In addition to researching New Hampshire Protestant colonists, Van Zandt will also begin work on her next project focusing on the uniqueness of the very early colonial history of New Hampshire and Maine. “The early colonial settlements in New Hampshire are fascinating,” Van Zandt explains, “because they do not fit the pattern established by Plymouth and Massachusetts Bay. New Hampshire’s small, independent communities represent a different path for colonial development, something we don't usually associate with New England.”
Van Zandt has been at UNH since 1998. She has written and published extensively on the history of colonial America. Her current research on early New Hampshire is an integral part of her latest book project, Cultures of Fear: Protestant Fears of Catholic Conspiracy in the Early Modern Atlantic World. “In Cultures of Fear, I examine the ways in which an extraordinarily broad range of people and events on both sides of the north Atlantic were affected by the widespread Protestant belief in a global Catholic conspiracy,” says Van Zandt. “I should note,” she continues, “that my book is not about the existence of such a conspiracy, for which there is no real evidence, but about the fact that Protestants believed it to be real. My research on New Hampshire as the Hayes Chair will provide an important additional context with which to test the degree to which such fears were primarily restricted to a particular strain of Puritanism or were more broadly connected to English cultural values and to more widespread Protestant fears.”
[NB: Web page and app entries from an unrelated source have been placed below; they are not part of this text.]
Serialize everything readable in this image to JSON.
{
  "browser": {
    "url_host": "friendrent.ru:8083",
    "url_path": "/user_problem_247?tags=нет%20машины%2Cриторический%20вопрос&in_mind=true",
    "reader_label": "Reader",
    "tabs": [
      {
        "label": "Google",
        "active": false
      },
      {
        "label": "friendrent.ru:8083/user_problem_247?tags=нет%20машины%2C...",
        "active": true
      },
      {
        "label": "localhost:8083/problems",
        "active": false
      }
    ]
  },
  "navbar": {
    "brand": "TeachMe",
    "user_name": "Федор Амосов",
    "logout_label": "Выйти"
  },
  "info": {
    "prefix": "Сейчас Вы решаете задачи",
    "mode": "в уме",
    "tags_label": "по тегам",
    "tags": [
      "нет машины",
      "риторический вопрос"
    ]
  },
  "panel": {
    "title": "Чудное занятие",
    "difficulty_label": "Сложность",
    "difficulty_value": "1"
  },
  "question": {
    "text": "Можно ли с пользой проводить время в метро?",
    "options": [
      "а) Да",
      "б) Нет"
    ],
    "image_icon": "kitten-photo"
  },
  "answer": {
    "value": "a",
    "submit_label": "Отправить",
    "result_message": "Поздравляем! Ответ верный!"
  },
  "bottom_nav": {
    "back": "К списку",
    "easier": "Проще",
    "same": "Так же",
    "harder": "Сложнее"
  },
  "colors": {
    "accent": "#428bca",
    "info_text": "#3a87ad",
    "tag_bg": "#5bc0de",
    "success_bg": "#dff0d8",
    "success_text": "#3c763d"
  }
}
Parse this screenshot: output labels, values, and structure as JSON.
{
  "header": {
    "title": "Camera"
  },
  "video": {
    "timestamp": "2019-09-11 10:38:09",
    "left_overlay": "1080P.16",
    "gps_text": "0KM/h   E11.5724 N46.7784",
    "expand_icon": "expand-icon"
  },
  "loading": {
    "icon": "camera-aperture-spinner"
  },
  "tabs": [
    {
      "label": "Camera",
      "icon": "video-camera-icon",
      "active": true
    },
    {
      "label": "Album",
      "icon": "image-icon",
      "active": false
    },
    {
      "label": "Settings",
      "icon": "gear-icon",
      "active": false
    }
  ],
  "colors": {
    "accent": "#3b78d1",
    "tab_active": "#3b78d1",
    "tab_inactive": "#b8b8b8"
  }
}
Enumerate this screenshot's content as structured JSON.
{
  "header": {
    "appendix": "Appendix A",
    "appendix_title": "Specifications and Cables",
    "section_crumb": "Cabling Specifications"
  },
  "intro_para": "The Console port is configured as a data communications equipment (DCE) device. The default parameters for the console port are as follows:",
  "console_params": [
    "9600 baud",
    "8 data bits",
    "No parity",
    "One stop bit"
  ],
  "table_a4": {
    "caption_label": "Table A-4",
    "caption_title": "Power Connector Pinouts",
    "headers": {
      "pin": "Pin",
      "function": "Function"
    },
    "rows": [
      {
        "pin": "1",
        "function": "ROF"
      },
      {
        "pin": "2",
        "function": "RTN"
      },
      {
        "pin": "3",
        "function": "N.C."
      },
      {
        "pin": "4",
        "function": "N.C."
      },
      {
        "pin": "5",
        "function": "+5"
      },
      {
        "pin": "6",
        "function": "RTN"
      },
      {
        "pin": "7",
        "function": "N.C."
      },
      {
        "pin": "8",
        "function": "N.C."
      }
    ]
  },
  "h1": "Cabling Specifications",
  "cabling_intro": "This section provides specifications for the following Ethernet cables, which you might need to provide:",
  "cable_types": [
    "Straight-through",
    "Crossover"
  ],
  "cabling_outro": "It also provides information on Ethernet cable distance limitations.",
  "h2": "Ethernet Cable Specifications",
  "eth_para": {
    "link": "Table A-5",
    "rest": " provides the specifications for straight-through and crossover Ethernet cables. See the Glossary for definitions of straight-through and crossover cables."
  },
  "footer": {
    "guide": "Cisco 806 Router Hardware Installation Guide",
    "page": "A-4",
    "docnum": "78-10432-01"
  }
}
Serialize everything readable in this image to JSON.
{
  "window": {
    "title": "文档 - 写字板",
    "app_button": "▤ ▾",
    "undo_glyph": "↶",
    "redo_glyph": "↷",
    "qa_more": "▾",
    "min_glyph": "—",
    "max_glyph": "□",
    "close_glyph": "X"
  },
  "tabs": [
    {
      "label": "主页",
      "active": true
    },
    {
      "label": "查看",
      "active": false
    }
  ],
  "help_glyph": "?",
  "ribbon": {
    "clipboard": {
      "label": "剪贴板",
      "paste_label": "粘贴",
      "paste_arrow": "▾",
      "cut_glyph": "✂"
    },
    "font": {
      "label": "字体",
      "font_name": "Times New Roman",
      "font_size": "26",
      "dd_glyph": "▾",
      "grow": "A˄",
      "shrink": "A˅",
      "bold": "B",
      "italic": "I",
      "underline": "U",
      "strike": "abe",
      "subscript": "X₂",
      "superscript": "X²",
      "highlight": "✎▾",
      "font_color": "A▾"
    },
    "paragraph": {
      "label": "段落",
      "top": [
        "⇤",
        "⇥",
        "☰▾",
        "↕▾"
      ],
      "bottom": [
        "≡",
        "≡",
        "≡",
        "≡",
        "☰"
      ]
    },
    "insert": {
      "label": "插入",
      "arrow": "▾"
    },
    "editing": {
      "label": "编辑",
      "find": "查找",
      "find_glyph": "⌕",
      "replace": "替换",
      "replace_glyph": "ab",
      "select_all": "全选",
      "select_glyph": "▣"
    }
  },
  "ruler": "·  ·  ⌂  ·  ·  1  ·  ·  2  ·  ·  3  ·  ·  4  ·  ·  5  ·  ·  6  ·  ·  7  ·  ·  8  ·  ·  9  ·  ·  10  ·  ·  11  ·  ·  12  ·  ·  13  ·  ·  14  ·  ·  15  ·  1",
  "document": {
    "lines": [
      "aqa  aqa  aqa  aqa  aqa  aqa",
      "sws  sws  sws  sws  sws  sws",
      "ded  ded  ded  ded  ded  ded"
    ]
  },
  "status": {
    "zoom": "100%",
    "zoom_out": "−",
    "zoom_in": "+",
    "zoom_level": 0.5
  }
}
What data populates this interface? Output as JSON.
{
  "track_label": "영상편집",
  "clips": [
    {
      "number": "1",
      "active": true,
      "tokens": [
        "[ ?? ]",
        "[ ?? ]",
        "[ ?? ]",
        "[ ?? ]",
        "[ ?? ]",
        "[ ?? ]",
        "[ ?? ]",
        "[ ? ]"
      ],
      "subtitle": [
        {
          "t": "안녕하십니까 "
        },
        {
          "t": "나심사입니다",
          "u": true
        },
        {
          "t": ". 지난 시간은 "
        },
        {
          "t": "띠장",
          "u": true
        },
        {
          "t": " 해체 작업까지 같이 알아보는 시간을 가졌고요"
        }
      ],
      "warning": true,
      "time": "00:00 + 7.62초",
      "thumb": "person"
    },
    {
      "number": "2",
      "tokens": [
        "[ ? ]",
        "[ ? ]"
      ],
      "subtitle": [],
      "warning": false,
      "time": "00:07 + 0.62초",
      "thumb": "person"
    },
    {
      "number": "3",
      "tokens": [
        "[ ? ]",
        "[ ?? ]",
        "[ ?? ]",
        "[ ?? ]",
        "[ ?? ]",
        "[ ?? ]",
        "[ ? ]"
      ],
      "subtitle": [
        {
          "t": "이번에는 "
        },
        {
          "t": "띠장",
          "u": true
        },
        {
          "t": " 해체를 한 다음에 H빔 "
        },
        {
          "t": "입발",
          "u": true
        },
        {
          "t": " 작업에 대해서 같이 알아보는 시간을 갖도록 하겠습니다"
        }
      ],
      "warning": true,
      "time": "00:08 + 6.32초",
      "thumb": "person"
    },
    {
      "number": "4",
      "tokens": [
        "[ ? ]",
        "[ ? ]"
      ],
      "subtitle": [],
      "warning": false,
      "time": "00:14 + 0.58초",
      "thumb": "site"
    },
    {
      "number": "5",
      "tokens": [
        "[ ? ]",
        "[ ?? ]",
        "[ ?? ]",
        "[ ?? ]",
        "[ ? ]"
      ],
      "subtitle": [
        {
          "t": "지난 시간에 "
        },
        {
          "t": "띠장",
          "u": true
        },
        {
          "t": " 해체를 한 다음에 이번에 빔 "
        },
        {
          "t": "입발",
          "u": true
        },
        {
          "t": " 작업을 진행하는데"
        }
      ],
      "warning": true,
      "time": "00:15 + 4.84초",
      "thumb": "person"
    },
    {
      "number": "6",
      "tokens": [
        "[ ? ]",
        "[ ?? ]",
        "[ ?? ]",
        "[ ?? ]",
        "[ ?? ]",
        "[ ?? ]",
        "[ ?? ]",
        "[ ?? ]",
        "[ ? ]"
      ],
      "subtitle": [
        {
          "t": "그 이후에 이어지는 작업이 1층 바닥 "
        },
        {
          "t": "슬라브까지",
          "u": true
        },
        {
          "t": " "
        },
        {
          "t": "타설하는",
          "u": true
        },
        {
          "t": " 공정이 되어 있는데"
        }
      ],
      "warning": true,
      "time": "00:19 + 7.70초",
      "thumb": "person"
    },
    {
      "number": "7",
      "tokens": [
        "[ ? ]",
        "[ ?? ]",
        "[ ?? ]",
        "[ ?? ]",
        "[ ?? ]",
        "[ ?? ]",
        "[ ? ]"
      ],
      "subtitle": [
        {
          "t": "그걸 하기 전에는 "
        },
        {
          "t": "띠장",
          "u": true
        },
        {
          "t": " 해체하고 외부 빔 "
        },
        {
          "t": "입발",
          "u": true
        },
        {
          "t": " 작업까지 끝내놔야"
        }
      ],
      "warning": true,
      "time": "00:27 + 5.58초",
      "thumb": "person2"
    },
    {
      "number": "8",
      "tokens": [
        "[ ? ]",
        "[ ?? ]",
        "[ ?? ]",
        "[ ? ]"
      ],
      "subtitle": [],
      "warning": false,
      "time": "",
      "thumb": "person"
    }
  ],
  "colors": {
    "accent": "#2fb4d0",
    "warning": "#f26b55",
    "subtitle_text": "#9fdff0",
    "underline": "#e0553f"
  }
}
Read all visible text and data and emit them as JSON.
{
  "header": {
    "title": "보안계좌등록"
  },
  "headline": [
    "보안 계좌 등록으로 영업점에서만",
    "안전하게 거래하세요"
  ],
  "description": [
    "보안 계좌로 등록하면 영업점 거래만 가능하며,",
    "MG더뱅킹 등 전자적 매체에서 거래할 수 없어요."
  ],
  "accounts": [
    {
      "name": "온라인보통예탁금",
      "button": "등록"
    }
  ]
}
Van Zandt plans to utilize her New Hampshire-focused research to expand the direction of her teaching. She is contemplating a course on the colonial history of New Hampshire “as either a discovery or inquiry course, or as a more specialized seminar designed for history majors, such as History 797.” She also envisions a broader undergraduate course on New Hampshire, with significant interdisciplinary elements that would make it suitable for cross listing in American Studies or other interdisciplinary programs.